Federal oversight of the Oakland Police Department may end soon
U.S. District Court Judge William H. Orrick is expected to soon issue an order regarding lifting of a federal monitor's oversight of Oakland police.
Oakland Police Chief LeRonne Armstrong said at a press conference Wednesday that he was optimistic, but that there was more work to do in regards to making progress on more than four dozen reform measures.
The city entered into an agreement for federal oversight following a 2000 complaint by a rookie police officer against the OPD’s gang task force – who dubbed themselves “the Oakland Raiders” – who were accused of beating a suspect.
The ensuing investigation of four officers uncovered more accusations of planting drugs, falsely arresting suspects, and falsifying police reports, leading to formal complaints filed by 119 victims. None of the accused officers were convicted of criminal charges, but all four left OPD. The city ended up paying more than $10 million in civil rights claims to victims.
An independent monitor has overseen the city's completion of the reforms since 2003.

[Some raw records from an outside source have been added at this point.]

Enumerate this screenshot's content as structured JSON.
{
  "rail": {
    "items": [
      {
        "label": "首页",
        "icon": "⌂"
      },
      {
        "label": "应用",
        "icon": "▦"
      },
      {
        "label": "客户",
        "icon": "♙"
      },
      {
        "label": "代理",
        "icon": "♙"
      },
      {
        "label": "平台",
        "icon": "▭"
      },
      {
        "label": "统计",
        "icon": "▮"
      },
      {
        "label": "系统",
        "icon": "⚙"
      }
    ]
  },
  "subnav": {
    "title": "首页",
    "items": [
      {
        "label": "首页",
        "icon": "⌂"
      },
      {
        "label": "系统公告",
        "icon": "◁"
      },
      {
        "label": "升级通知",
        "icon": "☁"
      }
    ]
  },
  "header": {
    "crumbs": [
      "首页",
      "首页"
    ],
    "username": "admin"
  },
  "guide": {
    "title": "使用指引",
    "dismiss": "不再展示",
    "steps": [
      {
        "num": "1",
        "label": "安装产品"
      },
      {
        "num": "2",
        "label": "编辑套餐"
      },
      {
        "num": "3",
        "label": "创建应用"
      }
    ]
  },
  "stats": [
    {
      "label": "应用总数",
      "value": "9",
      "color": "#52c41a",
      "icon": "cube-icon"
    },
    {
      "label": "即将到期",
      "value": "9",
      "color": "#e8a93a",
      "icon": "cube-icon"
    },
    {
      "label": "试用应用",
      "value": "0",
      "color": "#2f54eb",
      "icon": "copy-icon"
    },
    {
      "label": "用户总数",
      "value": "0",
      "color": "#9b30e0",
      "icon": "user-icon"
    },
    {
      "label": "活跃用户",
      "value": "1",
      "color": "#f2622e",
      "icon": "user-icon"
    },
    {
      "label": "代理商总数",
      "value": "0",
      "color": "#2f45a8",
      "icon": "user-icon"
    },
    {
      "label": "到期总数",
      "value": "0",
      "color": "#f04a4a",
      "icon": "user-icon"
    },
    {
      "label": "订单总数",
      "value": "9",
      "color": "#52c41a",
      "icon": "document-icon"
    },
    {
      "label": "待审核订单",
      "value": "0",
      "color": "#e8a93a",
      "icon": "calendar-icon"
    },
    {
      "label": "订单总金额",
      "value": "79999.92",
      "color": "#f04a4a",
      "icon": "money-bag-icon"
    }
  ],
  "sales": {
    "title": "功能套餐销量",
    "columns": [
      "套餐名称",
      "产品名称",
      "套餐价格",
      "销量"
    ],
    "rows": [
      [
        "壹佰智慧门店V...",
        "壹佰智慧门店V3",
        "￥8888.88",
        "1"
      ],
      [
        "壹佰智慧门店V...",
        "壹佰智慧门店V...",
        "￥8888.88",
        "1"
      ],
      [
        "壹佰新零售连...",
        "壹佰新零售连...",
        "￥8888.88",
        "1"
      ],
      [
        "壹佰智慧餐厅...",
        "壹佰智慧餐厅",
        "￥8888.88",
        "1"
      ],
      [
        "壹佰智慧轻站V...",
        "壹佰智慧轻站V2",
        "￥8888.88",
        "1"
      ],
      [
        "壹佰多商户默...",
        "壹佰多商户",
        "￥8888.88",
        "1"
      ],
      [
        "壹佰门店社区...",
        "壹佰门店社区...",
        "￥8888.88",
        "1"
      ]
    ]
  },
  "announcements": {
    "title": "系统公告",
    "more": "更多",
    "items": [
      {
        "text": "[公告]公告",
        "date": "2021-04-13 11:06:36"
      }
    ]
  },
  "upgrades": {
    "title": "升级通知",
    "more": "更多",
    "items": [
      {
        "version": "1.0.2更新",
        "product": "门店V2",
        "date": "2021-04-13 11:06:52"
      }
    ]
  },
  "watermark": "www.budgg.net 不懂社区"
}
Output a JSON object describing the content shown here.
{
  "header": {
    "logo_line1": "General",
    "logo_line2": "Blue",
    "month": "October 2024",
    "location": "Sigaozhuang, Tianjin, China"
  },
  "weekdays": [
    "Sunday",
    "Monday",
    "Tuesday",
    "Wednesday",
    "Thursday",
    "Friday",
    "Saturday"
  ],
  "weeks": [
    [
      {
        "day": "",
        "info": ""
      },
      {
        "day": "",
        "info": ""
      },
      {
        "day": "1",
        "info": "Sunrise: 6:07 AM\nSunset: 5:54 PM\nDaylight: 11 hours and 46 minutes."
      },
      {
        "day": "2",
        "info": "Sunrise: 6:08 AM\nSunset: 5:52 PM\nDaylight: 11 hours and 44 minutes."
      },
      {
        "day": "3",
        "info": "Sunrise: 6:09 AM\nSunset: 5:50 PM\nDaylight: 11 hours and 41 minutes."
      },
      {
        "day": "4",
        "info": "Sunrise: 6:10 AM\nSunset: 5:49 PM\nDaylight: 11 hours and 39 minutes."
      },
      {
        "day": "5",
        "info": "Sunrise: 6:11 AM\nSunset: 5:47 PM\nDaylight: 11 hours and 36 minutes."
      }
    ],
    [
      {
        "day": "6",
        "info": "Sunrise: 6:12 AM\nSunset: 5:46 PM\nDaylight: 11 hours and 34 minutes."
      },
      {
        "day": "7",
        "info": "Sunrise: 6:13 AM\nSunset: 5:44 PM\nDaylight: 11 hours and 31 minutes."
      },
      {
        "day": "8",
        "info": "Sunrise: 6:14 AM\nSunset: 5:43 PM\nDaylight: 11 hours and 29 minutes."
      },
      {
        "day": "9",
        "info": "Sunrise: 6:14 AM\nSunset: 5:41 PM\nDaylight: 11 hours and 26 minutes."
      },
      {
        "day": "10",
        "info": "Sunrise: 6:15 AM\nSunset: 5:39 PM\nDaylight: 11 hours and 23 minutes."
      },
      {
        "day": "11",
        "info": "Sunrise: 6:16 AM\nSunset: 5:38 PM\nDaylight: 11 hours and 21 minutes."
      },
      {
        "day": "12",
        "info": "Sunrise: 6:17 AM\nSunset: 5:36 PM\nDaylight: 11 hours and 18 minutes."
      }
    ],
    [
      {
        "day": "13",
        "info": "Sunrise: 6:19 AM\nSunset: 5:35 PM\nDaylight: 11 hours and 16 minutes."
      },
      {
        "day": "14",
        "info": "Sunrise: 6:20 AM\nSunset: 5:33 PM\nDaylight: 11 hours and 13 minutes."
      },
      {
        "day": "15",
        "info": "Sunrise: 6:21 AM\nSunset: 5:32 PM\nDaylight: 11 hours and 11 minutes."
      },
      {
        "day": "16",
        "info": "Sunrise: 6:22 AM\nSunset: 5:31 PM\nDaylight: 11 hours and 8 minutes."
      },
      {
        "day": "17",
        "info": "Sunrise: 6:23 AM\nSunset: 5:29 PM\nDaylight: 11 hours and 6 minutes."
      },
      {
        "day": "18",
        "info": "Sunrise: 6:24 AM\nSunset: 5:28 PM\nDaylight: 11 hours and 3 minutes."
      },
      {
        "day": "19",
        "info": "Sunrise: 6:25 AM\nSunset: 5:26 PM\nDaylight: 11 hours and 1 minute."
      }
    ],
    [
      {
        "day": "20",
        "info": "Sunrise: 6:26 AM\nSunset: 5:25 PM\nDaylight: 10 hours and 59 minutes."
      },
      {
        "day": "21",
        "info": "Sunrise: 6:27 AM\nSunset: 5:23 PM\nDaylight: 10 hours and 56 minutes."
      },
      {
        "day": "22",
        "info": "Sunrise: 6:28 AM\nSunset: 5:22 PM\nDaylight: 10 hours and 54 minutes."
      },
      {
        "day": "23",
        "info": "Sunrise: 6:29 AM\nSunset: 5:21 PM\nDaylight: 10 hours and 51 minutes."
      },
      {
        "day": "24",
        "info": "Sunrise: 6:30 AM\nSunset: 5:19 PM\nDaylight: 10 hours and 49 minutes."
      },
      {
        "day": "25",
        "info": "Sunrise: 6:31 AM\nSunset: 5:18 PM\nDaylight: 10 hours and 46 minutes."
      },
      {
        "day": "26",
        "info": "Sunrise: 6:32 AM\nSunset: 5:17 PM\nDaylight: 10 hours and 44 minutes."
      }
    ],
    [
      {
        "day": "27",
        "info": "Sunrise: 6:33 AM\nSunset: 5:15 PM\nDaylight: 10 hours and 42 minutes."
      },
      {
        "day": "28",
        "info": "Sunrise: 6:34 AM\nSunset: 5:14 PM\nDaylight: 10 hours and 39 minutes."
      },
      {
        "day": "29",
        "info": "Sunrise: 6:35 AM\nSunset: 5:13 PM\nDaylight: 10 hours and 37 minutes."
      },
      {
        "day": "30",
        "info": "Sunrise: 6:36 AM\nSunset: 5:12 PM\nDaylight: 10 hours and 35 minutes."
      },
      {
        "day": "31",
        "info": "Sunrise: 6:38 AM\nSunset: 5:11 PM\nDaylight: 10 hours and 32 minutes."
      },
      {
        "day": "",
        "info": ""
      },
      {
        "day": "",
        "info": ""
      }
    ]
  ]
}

Despite OPD seemingly becoming a model for more progressive policing across the state, a CalMatters analysis of state Department of Justice data earlier this year said OPD sustains complaints against its officers at a higher rate than any other major law enforcement entity – except the state Department of Corrections and Rehabilitation.